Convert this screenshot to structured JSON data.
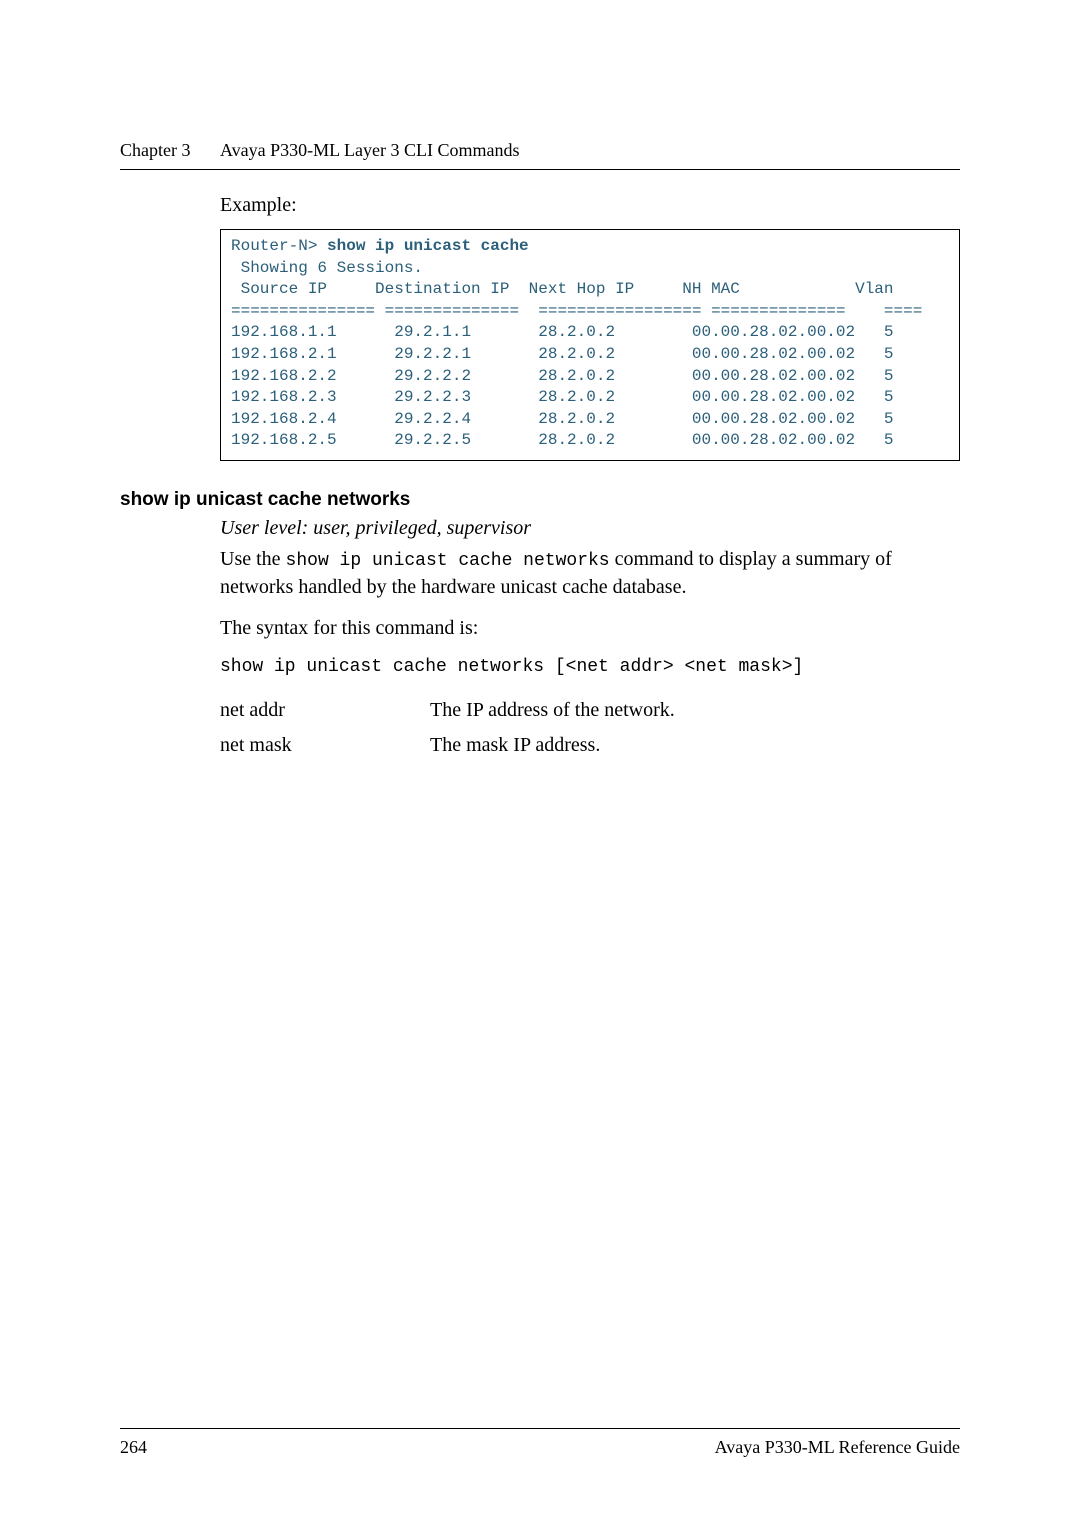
{
  "header": {
    "chapter": "Chapter 3",
    "title": "Avaya P330-ML Layer 3 CLI Commands"
  },
  "example_label": "Example:",
  "code": {
    "prompt": "Router-N> ",
    "command_bold": "show ip unicast cache",
    "line_sessions": " Showing 6 Sessions.",
    "cols_header": " Source IP     Destination IP  Next Hop IP     NH MAC            Vlan",
    "cols_divider": "=============== ==============  ================= ==============    ====",
    "rows": [
      "192.168.1.1      29.2.1.1       28.2.0.2        00.00.28.02.00.02   5",
      "192.168.2.1      29.2.2.1       28.2.0.2        00.00.28.02.00.02   5",
      "192.168.2.2      29.2.2.2       28.2.0.2        00.00.28.02.00.02   5",
      "192.168.2.3      29.2.2.3       28.2.0.2        00.00.28.02.00.02   5",
      "192.168.2.4      29.2.2.4       28.2.0.2        00.00.28.02.00.02   5",
      "192.168.2.5      29.2.2.5       28.2.0.2        00.00.28.02.00.02   5"
    ]
  },
  "section": {
    "heading": "show ip unicast cache networks",
    "userlevel": "User level: user, privileged, supervisor",
    "body_pre": "Use the ",
    "body_cmd": "show ip unicast cache networks",
    "body_post": " command to display a summary of networks handled by the hardware unicast cache database.",
    "syntax_label": "The syntax for this command is:",
    "syntax_cmd": "show ip unicast cache networks [<net addr> <net mask>]",
    "params": [
      {
        "name": "net addr",
        "desc": "The IP address of the network."
      },
      {
        "name": "net mask",
        "desc": "The mask IP address."
      }
    ]
  },
  "footer": {
    "page": "264",
    "ref": "Avaya P330-ML Reference Guide"
  },
  "chart_data": {
    "type": "table",
    "title": "show ip unicast cache",
    "columns": [
      "Source IP",
      "Destination IP",
      "Next Hop IP",
      "NH MAC",
      "Vlan"
    ],
    "rows": [
      [
        "192.168.1.1",
        "29.2.1.1",
        "28.2.0.2",
        "00.00.28.02.00.02",
        5
      ],
      [
        "192.168.2.1",
        "29.2.2.1",
        "28.2.0.2",
        "00.00.28.02.00.02",
        5
      ],
      [
        "192.168.2.2",
        "29.2.2.2",
        "28.2.0.2",
        "00.00.28.02.00.02",
        5
      ],
      [
        "192.168.2.3",
        "29.2.2.3",
        "28.2.0.2",
        "00.00.28.02.00.02",
        5
      ],
      [
        "192.168.2.4",
        "29.2.2.4",
        "28.2.0.2",
        "00.00.28.02.00.02",
        5
      ],
      [
        "192.168.2.5",
        "29.2.2.5",
        "28.2.0.2",
        "00.00.28.02.00.02",
        5
      ]
    ]
  }
}
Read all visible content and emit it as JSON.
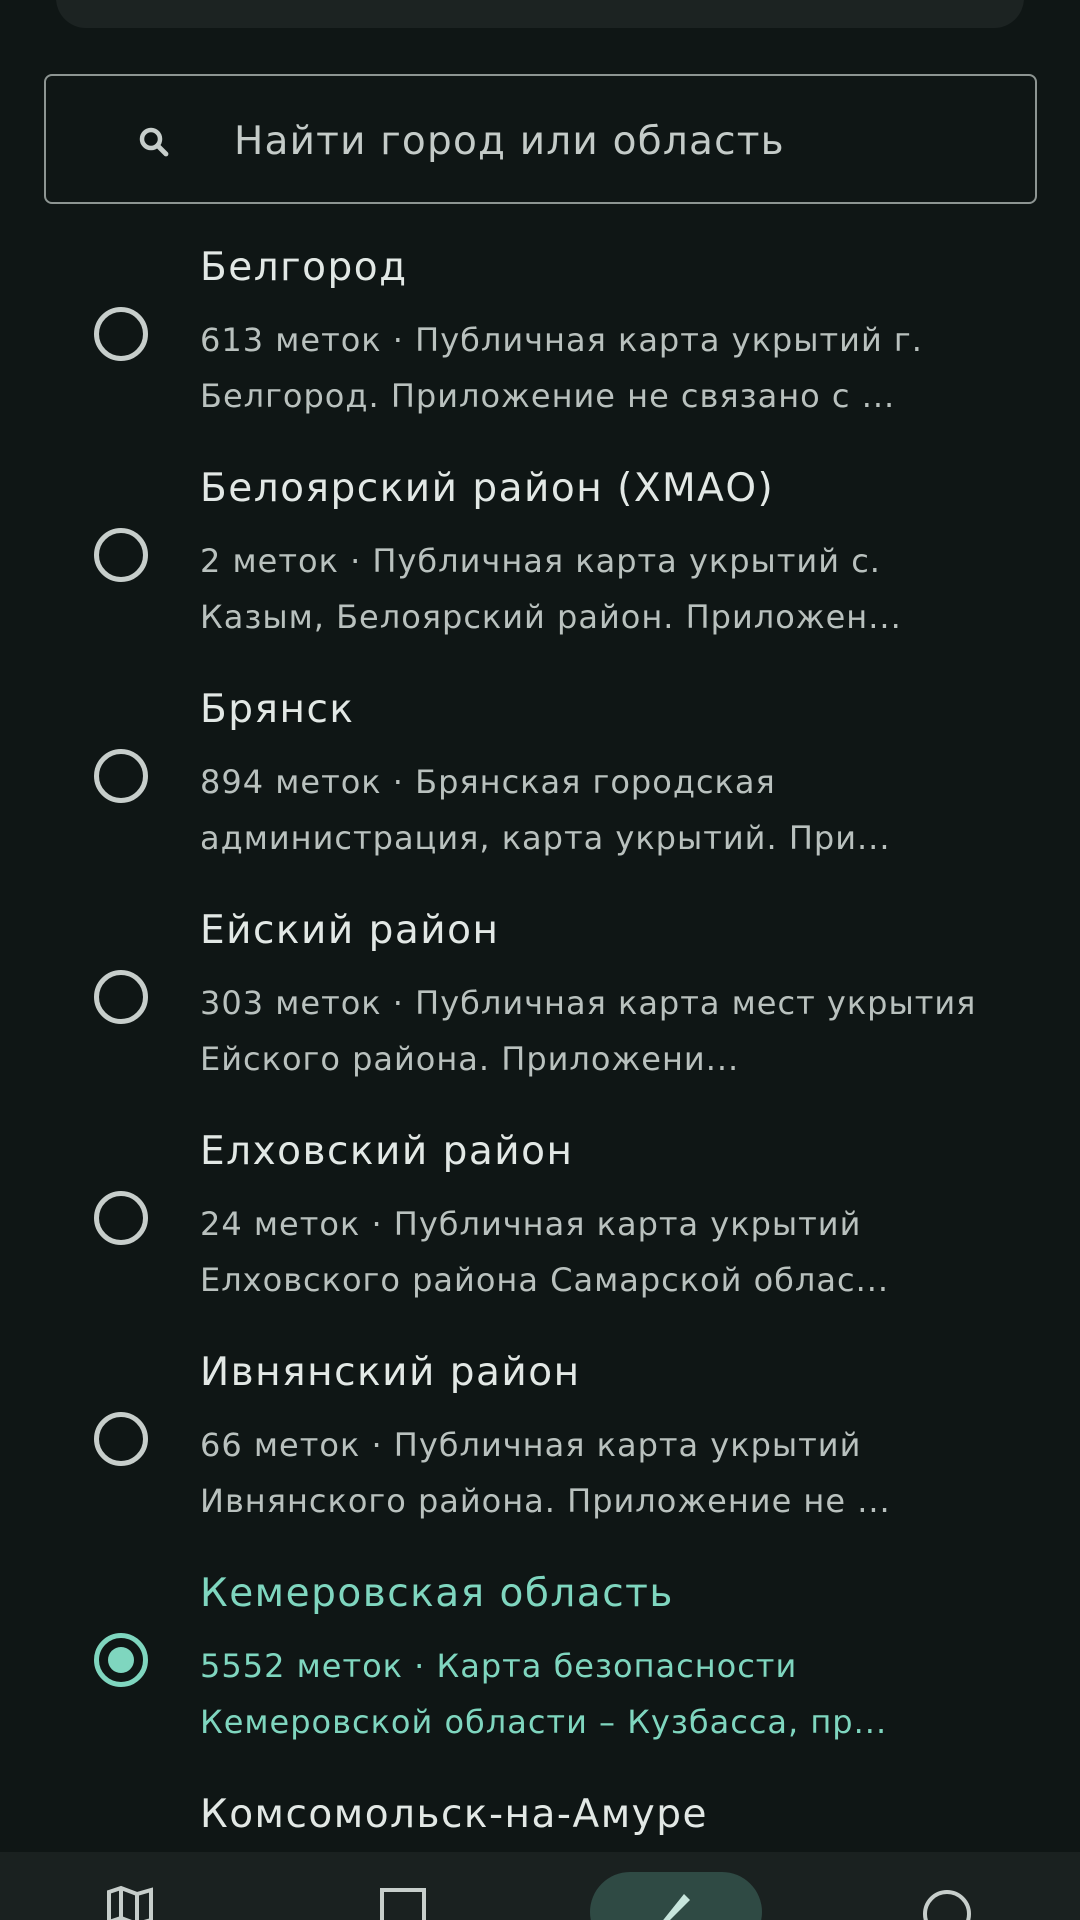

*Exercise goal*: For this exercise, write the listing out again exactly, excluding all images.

*Exercise result*:
Convert this screenshot to structured JSON data.
{
  "header": {
    "chapter": "Chapter 3",
    "title": "Avaya P330-ML Layer 3 CLI Commands"
  },
  "example_label": "Example:",
  "code": {
    "prompt": "Router-N> ",
    "command_bold": "show ip unicast cache",
    "line_sessions": " Showing 6 Sessions.",
    "cols_header": " Source IP     Destination IP  Next Hop IP     NH MAC            Vlan",
    "cols_divider": "=============== ==============  ================= ==============    ====",
    "rows": [
      "192.168.1.1      29.2.1.1       28.2.0.2        00.00.28.02.00.02   5",
      "192.168.2.1      29.2.2.1       28.2.0.2        00.00.28.02.00.02   5",
      "192.168.2.2      29.2.2.2       28.2.0.2        00.00.28.02.00.02   5",
      "192.168.2.3      29.2.2.3       28.2.0.2        00.00.28.02.00.02   5",
      "192.168.2.4      29.2.2.4       28.2.0.2        00.00.28.02.00.02   5",
      "192.168.2.5      29.2.2.5       28.2.0.2        00.00.28.02.00.02   5"
    ]
  },
  "section": {
    "heading": "show ip unicast cache networks",
    "userlevel": "User level: user, privileged, supervisor",
    "body_pre": "Use the ",
    "body_cmd": "show ip unicast cache networks",
    "body_post": " command to display a summary of networks handled by the hardware unicast cache database.",
    "syntax_label": "The syntax for this command is:",
    "syntax_cmd": "show ip unicast cache networks [<net addr> <net mask>]",
    "params": [
      {
        "name": "net addr",
        "desc": "The IP address of the network."
      },
      {
        "name": "net mask",
        "desc": "The mask IP address."
      }
    ]
  },
  "footer": {
    "page": "264",
    "ref": "Avaya P330-ML Reference Guide"
  },
  "chart_data": {
    "type": "table",
    "title": "show ip unicast cache",
    "columns": [
      "Source IP",
      "Destination IP",
      "Next Hop IP",
      "NH MAC",
      "Vlan"
    ],
    "rows": [
      [
        "192.168.1.1",
        "29.2.1.1",
        "28.2.0.2",
        "00.00.28.02.00.02",
        5
      ],
      [
        "192.168.2.1",
        "29.2.2.1",
        "28.2.0.2",
        "00.00.28.02.00.02",
        5
      ],
      [
        "192.168.2.2",
        "29.2.2.2",
        "28.2.0.2",
        "00.00.28.02.00.02",
        5
      ],
      [
        "192.168.2.3",
        "29.2.2.3",
        "28.2.0.2",
        "00.00.28.02.00.02",
        5
      ],
      [
        "192.168.2.4",
        "29.2.2.4",
        "28.2.0.2",
        "00.00.28.02.00.02",
        5
      ],
      [
        "192.168.2.5",
        "29.2.2.5",
        "28.2.0.2",
        "00.00.28.02.00.02",
        5
      ]
    ]
  }
}
Read all visible content and emit it as JSON.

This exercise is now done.